Even the Oasis cover “Wonderwall,” a song by two loud-mouthed mother fuckers who could teach Ryan a thing or two about being a ponce, falls flat with the use of a fretless bass. Fretless bass! Christ, even Sting has steered relatively clear of this soul sucking instrument since that crap Blue Turtle record that let us all in on his diabolical plan to soften rock.
Ah, but it seems our boy is a bit of an anglophile. Sure, good music lovers everywhere owe a debt to that tiny island nation for the wealth of great pop they’ve ponied up. But Ryan Adams seems to be turning into that annoying girl on foreign study who adopts a British accent two weeks into the semester. Yes, Ryan even screams out “love is ‘ell” on the title track. Need I say more?
Sad to say because I love a lot of what Ryan Adams has done, but what made his earlier work so compelling was his reliance on good songwriting and loose production. This album has neither and is better left for the WLHT crowd.
Ryan Adams is considering recording a new album with his former band, Whiskeytown, according to a recent posting on his own message board. In the message, Adams claims to be “thinking about doing something with Caitlin [Cary] and Skillet [Gillmore], a secret record, a Whiskeytown record for ourselves.”

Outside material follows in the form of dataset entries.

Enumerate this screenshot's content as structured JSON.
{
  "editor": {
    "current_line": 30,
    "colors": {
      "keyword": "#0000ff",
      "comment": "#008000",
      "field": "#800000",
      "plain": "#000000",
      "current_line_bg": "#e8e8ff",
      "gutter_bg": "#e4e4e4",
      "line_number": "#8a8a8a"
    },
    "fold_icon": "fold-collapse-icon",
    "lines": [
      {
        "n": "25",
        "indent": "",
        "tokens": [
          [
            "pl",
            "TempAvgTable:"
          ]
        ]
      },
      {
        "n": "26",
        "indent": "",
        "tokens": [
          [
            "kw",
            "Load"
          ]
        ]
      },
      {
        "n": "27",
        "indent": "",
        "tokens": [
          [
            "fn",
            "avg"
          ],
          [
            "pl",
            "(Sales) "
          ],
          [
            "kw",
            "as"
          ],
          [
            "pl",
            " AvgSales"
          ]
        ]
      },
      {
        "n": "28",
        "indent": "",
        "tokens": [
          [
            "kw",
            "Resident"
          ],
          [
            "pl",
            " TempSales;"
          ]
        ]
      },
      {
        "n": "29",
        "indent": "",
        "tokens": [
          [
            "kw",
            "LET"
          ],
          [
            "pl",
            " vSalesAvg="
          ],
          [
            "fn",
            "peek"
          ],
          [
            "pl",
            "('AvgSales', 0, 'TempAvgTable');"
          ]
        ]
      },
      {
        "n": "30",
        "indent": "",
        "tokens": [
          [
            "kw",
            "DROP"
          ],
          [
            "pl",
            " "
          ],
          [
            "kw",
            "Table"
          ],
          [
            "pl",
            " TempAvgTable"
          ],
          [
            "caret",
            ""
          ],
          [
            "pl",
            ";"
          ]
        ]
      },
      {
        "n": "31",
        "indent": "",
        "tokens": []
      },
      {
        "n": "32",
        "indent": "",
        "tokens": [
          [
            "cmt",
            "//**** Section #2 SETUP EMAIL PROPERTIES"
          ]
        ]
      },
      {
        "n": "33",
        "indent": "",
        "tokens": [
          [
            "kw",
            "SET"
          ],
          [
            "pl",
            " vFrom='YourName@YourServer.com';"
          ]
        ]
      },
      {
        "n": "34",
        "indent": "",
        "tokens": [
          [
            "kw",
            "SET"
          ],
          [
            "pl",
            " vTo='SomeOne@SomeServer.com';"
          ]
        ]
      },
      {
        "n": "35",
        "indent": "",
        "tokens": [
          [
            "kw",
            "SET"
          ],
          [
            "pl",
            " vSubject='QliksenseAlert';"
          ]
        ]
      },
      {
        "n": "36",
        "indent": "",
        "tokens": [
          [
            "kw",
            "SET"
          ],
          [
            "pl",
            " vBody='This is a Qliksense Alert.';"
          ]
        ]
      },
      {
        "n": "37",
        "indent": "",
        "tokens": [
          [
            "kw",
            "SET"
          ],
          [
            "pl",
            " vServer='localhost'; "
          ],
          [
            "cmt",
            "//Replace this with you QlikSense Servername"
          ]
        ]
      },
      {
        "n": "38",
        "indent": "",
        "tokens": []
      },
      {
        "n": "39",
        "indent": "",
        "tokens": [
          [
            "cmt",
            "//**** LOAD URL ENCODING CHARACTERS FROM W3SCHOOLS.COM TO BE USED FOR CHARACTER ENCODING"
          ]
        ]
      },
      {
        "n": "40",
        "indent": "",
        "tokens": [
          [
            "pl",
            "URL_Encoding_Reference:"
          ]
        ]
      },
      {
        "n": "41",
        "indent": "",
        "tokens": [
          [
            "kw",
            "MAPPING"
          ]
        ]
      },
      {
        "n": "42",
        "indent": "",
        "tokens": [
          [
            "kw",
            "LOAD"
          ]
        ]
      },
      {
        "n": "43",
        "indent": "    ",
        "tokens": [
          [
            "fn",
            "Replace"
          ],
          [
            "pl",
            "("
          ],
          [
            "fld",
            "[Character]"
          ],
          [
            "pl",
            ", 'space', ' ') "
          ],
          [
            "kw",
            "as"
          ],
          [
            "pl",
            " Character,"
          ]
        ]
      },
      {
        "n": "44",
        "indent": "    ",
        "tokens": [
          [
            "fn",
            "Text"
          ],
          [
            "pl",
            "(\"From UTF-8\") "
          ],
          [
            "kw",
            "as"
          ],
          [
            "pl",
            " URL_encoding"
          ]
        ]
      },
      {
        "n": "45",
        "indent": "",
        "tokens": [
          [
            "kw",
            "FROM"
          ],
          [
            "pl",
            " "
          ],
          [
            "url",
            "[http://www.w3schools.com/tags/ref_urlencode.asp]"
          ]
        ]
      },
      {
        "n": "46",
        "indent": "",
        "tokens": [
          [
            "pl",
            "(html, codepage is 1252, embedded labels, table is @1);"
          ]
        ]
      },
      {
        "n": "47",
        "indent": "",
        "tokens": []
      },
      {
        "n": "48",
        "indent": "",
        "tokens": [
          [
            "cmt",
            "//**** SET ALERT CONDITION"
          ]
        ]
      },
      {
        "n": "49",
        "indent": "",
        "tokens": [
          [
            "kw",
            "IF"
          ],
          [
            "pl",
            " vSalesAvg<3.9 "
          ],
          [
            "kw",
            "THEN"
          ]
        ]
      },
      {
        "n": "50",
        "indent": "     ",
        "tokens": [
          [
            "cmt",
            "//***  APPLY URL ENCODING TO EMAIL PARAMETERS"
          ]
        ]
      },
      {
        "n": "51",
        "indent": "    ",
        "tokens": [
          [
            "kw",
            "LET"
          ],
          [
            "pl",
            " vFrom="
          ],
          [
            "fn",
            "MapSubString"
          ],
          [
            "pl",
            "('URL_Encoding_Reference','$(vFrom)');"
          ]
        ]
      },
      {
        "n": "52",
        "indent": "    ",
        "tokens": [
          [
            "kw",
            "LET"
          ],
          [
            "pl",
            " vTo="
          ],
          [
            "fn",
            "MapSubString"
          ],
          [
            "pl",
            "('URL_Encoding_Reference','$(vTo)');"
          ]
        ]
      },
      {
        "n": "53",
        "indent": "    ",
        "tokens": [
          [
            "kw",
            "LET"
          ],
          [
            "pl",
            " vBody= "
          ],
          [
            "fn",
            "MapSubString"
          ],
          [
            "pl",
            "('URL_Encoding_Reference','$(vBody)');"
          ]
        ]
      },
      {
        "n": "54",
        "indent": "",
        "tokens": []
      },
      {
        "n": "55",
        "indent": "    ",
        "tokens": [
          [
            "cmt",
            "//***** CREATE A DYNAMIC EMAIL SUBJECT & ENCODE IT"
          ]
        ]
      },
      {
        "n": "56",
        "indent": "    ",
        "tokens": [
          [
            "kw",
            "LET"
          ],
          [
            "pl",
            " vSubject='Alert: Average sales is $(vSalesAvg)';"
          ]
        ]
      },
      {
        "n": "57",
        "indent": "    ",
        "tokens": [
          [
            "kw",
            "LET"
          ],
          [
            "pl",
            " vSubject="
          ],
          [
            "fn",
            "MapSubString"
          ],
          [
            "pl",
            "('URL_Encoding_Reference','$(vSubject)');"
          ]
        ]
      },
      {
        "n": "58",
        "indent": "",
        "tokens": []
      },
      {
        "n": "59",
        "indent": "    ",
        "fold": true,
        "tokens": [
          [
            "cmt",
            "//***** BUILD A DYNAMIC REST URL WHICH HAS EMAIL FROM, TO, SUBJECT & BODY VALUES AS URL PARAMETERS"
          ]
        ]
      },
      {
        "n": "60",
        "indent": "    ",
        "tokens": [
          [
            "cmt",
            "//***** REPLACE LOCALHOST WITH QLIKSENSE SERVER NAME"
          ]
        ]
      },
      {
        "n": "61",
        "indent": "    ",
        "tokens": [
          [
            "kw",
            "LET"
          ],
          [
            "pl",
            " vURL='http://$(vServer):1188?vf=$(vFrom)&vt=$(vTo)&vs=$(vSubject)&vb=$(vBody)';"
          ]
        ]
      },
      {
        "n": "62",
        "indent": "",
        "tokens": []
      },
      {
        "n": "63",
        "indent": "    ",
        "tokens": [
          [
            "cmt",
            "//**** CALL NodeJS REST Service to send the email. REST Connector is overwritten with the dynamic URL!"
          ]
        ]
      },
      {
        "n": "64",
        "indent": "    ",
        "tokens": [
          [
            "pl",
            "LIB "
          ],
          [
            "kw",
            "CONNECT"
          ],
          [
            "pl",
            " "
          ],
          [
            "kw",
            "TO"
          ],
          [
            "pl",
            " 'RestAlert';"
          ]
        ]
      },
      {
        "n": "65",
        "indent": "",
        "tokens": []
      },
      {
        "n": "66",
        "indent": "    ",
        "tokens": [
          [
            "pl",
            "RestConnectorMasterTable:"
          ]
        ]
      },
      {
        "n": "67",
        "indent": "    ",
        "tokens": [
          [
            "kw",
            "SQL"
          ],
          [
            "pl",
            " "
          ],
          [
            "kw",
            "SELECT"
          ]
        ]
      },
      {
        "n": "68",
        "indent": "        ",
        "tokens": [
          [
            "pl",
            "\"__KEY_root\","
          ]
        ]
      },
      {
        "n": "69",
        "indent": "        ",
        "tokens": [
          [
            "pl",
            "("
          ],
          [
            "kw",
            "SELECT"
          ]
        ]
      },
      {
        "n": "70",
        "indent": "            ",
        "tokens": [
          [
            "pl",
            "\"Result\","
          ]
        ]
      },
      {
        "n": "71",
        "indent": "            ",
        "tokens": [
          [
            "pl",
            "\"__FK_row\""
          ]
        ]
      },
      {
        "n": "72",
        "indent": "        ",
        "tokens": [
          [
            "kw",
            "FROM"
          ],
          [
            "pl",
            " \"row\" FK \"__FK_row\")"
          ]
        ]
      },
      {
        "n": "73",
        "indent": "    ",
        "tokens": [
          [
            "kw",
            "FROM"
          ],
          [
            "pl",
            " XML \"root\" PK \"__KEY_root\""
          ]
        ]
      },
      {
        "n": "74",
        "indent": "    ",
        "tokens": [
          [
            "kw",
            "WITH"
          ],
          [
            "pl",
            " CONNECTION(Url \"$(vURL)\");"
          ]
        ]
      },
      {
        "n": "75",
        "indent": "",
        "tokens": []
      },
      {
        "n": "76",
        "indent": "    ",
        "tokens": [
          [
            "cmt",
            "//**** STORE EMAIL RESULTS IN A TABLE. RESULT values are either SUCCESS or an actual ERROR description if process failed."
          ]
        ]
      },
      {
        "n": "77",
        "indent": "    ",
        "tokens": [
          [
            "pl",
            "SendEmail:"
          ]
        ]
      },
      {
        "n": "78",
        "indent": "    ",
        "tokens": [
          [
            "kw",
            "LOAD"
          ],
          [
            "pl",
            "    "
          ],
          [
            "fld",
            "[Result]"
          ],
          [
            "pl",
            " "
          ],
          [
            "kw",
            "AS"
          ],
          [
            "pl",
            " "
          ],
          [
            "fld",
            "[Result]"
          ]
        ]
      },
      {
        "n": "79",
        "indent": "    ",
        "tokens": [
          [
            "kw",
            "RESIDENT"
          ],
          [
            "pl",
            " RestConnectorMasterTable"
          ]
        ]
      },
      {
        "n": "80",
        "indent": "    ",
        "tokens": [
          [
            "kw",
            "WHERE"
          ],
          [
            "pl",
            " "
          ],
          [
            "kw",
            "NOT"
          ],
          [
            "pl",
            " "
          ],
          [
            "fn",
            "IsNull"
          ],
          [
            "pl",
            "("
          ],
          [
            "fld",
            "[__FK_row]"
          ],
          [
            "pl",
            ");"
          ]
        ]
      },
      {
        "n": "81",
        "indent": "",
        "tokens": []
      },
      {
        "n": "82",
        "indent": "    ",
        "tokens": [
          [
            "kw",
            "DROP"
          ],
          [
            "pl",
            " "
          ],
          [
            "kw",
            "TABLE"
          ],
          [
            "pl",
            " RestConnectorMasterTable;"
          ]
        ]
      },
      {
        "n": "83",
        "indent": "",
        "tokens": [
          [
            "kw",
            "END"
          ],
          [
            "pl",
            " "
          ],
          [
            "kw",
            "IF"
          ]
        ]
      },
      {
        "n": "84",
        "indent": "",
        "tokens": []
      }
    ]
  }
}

This announcement comes less than one day after Adams claimed that his forthcoming box set is official: “It is now a matter of the artwork being finished.” Tentatively titled Love Is Hell, the collection will gather four discs of unreleased material, including two albums with his group, the Pinkhearts.